After all the Irish squad girls are being well coached and looked after. There are some great coaches out there already putting in hard hours with the current and next generation, in schools and clubs. For example, Nigel Pyne, Brían O'Rourke, Isobel Joyce, Amy Kenealey, Clare Shillington, Rob O’Connor and many more are investing time and knowledge so we can feel confident that some of the pieces are in place.

This is noticeable from the amount of young players named on the National Performance Squad and the Emerging Players squad back in November and the presence of teenagers on the Irish team such as Lucy O’Reilly.

Developing women's and girls' cricket within this province and country should be a main priority. Increasing women’s cricket participation, membership, club affiliation, coaching roles, together with securing sponsorship and further funding creates a forward positive motion and builds up our domestic game.

Should Cricket Leinster or Cricket Ireland be providing advice and looking to ensure a strong coach is in place with every club/team? Should there be regular meetings with CL/CI head coaches to ensure players improve and that the approach to the game is all going forward in one direction while maintaining high standards.

Some suggestions have previously been put forward, but maybe there is a need now to re-assess womens’ domestic cricket and any possible improvements.

  • Getting clubs and committees on board to commit to the growth of women/girl cricket.
  • Mentoring programme successfully implemented in clubs for the domestic leagues.
  • Appointing more women/girl development officers.
  • Expansion of Cricket Leinster’s development programmes for U19, U17, U15 and U13s with more winter training camps held.
  • More emphasis on schools competitions and over-seeing the move from schools cricket to club cricket.
  • Adding inter-pros/super 4’s back into play and advertising them.
  • Implementation of skills-based coaching sessions delivered by lead coaches in fast bowling, spin bowling, wicket-keeping and batting - all levels welcome.
  • Re-naming the leagues/cups - T20 coloured gear - emphasis on the style of game, fast moving, not like test matches.
  • Setting new goals, targets for players - Most 6’s, 4’s, diving catches - a welcome to the modern game
  • Attracting more players from other leagues around the world - strengthening club cricket and widening the appeal of the game.
  • Clubs or governing bodies attempting to attract other players/athletes from hockey, camogie and other sports – Talent ID days for potential future international stars.
  • Creating pathways for talented women and girls to achieve their potential. Fielding more women/girl teams - potentially playing a All-Ireland comp in time with the current developments in the NCU and NWCU.
  • Strengthening weaker teams, making sure they have advice and a support network to progress and improve.
  • Changing in cricket culture - fitness, strength and conditioning and with positive approach to sport physiology.
  • New faces – fresh ideas, at all levels, playing and administration.

All this said, Womens’ cricket needs people in seats to make things happen and the time for action is now.

The 2014 season is just around the corner and our Irish Women’s team taking off for their T20 World Cup dream in Bangladesh.

We all wish them well and hope for another upset to mirror their recent success versus Pakistan in Qatar.

This next season is the most important in a long time.
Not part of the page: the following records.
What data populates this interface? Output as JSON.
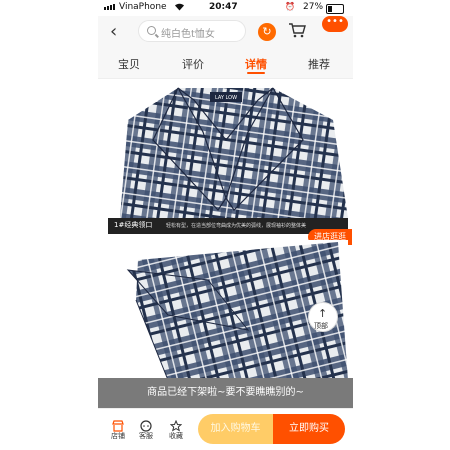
{
  "status_bar": {
    "carrier": "VinaPhone",
    "time": "20:47",
    "battery_percent": "27%",
    "battery_level": 0.27
  },
  "nav": {
    "search_placeholder": "纯白色t恤女",
    "more_label": "•••",
    "share_label": "↻"
  },
  "tabs": [
    {
      "label": "宝贝",
      "active": false
    },
    {
      "label": "评价",
      "active": false
    },
    {
      "label": "详情",
      "active": true
    },
    {
      "label": "推荐",
      "active": false
    }
  ],
  "detail": {
    "caption_title": "1#经典领口",
    "caption_desc": "轻松有型，在造当部位弯曲成为优美的弧线，展现袖衫的整体美",
    "brand_tag": "LAY LOW"
  },
  "floating": {
    "progress_tag": "进店逛逛",
    "top_label": "顶部"
  },
  "offshelf_notice": "商品已经下架啦~要不要瞧瞧别的~",
  "bottom_bar": {
    "shop_label": "店铺",
    "service_label": "客服",
    "favorite_label": "收藏",
    "add_to_cart_label": "加入购物车",
    "buy_now_label": "立即购买"
  },
  "colors": {
    "accent": "#ff5000",
    "cart_button": "#ffc44d",
    "plaid_navy": "#3d4f6e",
    "plaid_white": "#e9ecef"
  }
}
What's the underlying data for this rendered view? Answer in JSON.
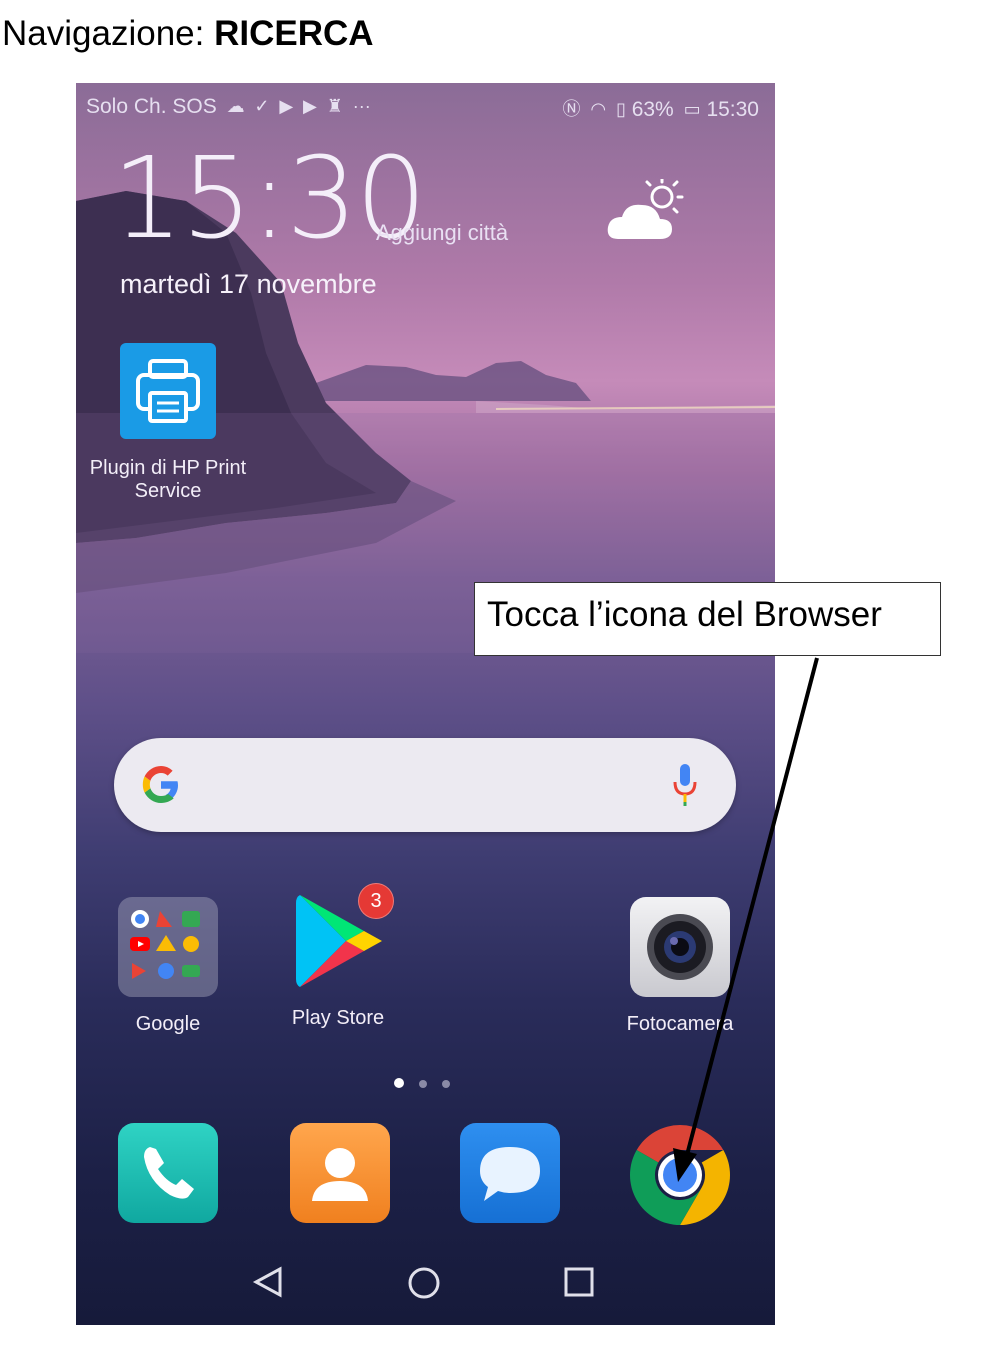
{
  "document": {
    "title_prefix": "Navigazione: ",
    "title_bold": "RICERCA"
  },
  "status_bar": {
    "carrier": "Solo Ch. SOS",
    "left_icons": [
      "cloud-icon",
      "download-icon",
      "play-icon",
      "play-icon",
      "key-icon",
      "more-icon"
    ],
    "right_icons": [
      "nfc-icon",
      "wifi-icon",
      "battery-saver-icon"
    ],
    "battery": "63%",
    "time": "15:30"
  },
  "lockscreen": {
    "clock": "15:30",
    "add_city": "Aggiungi città",
    "date": "martedì 17 novembre",
    "weather_icon": "partly-cloudy-icon"
  },
  "widget_app": {
    "label_line1": "Plugin di HP Print",
    "label_line2": "Service",
    "icon": "printer-icon"
  },
  "search_bar": {
    "logo": "google-g-icon",
    "mic": "mic-icon"
  },
  "apps": [
    {
      "label": "Google",
      "icon": "google-folder-icon"
    },
    {
      "label": "Play Store",
      "icon": "play-store-icon",
      "badge": "3"
    },
    {
      "label": "Fotocamera",
      "icon": "camera-icon"
    }
  ],
  "page_indicator": {
    "pages": 3,
    "active": 1
  },
  "dock": [
    {
      "icon": "phone-icon"
    },
    {
      "icon": "contacts-icon"
    },
    {
      "icon": "messages-icon"
    },
    {
      "icon": "chrome-icon"
    }
  ],
  "navigation": [
    "back-icon",
    "home-icon",
    "recents-icon"
  ],
  "callout": {
    "text": "Tocca l’icona del Browser"
  },
  "colors": {
    "accent_blue": "#1a9be6",
    "badge_red": "#e53935"
  }
}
Momentum from the womens’ World Cup run should make sure we are not stagnant and moving forward tackling issues and setting new and higher goals for women's cricket in Ireland.

There should be a real opportunity for all players to push for Irish team selection this summer. They should be watched closely at a domestic level to see who are the consistent performers and squad selected on the basis of current form, not reputation.

There is the extra incentive of this summer’s scheduled international games and the chance to represent your country at the highest level.